My next goal was getting rid of the shields
I’m very comfortable feeding in public and have been from day one but walking along the street trying to hold a shield in place and hold baby, is at the very least just annoying! On top of that, the shields were causing baby to have breakouts and sore skin on his face, probably from rubbing against silicone instead of skin. I was reading how shields can affect supply and all of this was adding to my guilt and the stress of not being able to achieve my goal of direct feeding. It just felt like it was never going to happen. But I refused to give up trying!
One of my best friends had experienced horrendous mastitis, and I knew to get seen ASAP
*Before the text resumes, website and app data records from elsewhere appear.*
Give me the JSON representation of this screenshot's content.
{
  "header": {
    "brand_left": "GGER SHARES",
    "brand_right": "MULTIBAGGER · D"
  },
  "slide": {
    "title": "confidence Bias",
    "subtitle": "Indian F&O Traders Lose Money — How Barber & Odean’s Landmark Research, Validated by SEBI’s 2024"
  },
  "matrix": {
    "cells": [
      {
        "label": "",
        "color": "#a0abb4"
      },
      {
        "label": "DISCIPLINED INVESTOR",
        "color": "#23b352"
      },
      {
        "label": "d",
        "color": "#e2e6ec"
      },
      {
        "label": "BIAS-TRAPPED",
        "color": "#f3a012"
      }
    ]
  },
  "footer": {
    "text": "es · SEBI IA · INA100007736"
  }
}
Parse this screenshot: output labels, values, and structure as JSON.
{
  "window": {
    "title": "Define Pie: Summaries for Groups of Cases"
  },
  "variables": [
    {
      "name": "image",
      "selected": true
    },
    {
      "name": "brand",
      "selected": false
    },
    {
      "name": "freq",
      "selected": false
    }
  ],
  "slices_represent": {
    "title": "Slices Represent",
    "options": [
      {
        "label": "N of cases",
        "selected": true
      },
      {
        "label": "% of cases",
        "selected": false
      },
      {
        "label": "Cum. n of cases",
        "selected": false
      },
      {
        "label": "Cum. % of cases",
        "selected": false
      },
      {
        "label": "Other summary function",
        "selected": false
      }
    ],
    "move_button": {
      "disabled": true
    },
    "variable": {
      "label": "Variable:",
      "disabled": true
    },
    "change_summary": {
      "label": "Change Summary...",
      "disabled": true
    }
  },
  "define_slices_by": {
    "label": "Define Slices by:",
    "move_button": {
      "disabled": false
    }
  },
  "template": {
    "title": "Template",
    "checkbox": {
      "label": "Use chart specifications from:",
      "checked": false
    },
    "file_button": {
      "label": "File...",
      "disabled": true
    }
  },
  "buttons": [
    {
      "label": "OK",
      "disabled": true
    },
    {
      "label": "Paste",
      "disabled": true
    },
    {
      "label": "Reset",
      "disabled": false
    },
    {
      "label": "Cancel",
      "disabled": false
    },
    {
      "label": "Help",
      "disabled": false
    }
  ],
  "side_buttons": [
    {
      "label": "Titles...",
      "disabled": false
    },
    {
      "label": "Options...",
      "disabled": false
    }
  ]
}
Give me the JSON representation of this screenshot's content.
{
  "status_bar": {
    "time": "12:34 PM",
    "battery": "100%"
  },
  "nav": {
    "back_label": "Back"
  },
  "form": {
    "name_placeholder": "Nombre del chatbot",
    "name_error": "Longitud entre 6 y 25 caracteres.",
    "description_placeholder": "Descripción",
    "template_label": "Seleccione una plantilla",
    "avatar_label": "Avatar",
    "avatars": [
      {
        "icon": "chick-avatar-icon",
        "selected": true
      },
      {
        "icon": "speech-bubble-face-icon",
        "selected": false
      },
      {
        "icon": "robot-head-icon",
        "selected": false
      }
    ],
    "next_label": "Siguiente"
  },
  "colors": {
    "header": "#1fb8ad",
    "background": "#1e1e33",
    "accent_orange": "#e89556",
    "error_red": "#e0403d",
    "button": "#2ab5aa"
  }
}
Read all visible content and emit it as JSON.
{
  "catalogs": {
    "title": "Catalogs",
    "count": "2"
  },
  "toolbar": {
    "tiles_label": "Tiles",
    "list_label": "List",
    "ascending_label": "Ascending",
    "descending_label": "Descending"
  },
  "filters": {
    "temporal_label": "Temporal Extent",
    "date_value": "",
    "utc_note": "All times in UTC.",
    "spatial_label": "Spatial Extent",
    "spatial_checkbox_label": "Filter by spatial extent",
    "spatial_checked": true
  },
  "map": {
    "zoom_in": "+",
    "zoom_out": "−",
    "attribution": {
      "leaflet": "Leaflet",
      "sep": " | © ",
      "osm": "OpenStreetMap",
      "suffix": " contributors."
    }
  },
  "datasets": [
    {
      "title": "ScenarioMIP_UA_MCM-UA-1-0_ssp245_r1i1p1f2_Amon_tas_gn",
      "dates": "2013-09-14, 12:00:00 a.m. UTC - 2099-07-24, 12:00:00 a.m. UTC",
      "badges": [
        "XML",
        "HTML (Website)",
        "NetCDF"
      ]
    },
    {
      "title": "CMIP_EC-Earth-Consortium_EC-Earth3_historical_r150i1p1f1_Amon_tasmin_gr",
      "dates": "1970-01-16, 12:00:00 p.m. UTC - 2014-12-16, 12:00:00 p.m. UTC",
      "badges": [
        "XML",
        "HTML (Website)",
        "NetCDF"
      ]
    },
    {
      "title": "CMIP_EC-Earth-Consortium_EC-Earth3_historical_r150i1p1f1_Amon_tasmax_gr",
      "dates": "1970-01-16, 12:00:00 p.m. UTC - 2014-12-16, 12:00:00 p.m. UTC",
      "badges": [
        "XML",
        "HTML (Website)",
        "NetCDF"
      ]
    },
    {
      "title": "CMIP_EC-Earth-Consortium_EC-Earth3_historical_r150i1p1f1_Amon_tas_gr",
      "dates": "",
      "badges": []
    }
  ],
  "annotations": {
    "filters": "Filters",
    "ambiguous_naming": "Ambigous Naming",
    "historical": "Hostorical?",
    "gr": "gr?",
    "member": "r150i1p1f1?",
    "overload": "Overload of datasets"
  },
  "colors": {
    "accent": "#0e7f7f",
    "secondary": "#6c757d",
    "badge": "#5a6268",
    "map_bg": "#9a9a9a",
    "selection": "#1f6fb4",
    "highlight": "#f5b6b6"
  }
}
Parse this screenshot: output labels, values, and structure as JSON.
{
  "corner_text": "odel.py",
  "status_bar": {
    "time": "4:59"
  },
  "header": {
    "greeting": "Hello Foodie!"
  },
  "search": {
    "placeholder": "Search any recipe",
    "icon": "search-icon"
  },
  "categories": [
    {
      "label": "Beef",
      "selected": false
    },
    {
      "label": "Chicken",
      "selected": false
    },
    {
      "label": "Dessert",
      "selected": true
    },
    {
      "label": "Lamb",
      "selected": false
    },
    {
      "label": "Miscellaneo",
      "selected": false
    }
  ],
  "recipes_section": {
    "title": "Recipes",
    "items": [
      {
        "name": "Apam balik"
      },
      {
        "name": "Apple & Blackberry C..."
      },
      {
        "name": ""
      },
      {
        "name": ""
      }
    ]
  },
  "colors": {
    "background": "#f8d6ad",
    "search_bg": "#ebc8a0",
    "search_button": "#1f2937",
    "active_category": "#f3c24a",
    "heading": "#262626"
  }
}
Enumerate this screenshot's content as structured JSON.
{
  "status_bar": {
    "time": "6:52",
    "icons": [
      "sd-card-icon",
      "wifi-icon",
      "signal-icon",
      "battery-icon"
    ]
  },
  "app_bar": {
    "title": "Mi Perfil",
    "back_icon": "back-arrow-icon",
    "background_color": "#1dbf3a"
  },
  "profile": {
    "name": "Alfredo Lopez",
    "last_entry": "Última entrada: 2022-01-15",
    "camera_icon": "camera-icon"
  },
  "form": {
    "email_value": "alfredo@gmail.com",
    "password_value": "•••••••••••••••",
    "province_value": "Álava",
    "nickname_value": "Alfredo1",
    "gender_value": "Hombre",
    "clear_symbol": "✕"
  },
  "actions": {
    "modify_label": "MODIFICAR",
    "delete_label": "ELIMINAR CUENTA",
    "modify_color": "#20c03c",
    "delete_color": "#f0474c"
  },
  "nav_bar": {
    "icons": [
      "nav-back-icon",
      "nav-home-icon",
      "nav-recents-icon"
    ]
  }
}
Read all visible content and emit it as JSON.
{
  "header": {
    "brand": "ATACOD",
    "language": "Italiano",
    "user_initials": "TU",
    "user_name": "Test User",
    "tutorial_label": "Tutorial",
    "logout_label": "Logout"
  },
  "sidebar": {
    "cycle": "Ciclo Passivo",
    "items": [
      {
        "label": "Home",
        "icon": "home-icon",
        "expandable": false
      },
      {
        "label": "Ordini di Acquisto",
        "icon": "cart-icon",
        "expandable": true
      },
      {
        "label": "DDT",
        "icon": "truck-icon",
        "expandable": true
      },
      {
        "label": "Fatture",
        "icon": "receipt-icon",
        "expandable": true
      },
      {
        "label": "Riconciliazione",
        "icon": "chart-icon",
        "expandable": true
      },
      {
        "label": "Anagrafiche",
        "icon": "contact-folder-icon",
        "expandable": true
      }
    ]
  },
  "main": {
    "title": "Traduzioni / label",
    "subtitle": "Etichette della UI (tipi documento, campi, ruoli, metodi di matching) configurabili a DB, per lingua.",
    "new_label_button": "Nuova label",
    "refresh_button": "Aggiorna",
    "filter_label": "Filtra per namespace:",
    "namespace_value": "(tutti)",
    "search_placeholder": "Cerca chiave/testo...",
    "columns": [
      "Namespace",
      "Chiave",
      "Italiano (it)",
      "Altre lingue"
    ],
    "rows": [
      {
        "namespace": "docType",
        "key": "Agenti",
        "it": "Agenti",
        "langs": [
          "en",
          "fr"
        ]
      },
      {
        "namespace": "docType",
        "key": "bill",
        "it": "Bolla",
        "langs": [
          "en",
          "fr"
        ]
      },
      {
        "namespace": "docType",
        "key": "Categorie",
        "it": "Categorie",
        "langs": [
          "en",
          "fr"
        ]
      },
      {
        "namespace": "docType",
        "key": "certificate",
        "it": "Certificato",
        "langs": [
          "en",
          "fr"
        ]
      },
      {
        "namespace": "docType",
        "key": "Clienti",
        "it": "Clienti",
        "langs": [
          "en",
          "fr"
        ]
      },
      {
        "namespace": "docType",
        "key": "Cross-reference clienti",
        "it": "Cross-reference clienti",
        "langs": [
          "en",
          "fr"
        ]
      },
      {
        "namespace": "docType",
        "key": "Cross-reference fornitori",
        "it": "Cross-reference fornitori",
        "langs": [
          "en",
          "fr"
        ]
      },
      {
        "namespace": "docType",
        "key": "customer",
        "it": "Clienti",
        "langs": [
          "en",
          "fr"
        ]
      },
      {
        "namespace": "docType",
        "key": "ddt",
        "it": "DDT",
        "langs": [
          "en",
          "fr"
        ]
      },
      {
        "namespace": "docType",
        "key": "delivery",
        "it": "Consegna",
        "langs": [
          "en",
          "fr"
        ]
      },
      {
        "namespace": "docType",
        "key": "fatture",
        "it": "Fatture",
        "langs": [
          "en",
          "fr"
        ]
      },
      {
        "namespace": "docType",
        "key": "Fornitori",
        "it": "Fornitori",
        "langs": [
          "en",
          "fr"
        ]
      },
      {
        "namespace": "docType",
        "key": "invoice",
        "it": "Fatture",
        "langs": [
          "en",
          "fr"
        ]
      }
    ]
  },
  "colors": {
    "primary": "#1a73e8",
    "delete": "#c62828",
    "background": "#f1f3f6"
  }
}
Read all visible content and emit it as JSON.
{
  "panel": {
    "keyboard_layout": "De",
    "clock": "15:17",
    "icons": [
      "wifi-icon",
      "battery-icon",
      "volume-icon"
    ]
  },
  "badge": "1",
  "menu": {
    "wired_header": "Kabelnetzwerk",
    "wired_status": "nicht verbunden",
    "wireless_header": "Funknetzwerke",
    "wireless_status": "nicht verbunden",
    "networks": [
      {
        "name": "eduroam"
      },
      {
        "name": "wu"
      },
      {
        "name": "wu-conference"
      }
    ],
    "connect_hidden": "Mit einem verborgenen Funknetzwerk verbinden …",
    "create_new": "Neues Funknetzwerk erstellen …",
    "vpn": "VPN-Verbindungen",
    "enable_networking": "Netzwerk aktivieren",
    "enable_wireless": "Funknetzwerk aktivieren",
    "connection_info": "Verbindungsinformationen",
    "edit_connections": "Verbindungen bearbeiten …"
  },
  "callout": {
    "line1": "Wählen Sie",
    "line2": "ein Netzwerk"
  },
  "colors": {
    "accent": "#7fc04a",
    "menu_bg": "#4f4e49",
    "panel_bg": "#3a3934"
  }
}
I remembered in week 7 about a local breastfeeding support group. Unfortunately the peer support was not available for a few weeks due to sickness so I was stuck with the shields for a while longer. I continued to try to wean from the shields but every time he would cry or struggle it made me feel so awful. I would work myself into a state that I’d never achieve my breastfeeding goals of just simply feeding him directly from the boob with no help or issues! On week 11 we finally learned to feed with no shield! We celebrated one feed, then one day, then a week and then that’s it, we finally did it. Exclusively breastfeeding with no interventions!
Then came the sore nipples, blocked ducts and mastitis
I then developed sore nipples, blocked ducts, and even mastitis. One of my best friends had experienced horrendous mastitis, and I knew to get seen ASAP from the symptoms I had. Luckily due to this I managed to get antibiotics before it really caused too much pain or any other associated issues.
I wish more people would talk about the difficulties of establishing breastfeeding as it really can be a very stressful and long process.
I connected with another peer support community group not long after this and learned that so many people have lots of the same issues! And learned better ways of dealing with blocked ducts, sore nipples, bad latch days. Very quickly all of the struggles and hurdles were forgotten.
I wish more people were upfront about the difficulties
I wish more people would talk about the difficulties of establishing breastfeeding as it really can be a very stressful and long process. But it’s important to access support, get your friends and family on board, stand firm in your boundaries. I’m grateful to have had support from my partner, family, friends and peers. And to my baby for persevering with me! I hope we continue to feed for as long as possible. My intention is to continue beyond 2 years of age, and allow him to self wean when he is ready.
Ultimately I still feel so sad that we didn’t get the calm and controlled birth, the seamless belly to boob breastfeeding journey, and that he had to be fed formula. But from triple feeding to exclusively breastfeeding I am thrilled we made it. I can’t pretend I don’t thrive on the full control over my baby’s diet. Even moving to solids after 6 months was a difficult transition! But the bond we share and the difficulties we have faced together are all part of the bigger plan it would seem. And I know these moments of giving in to losing control will help me as we grow together as mother and son.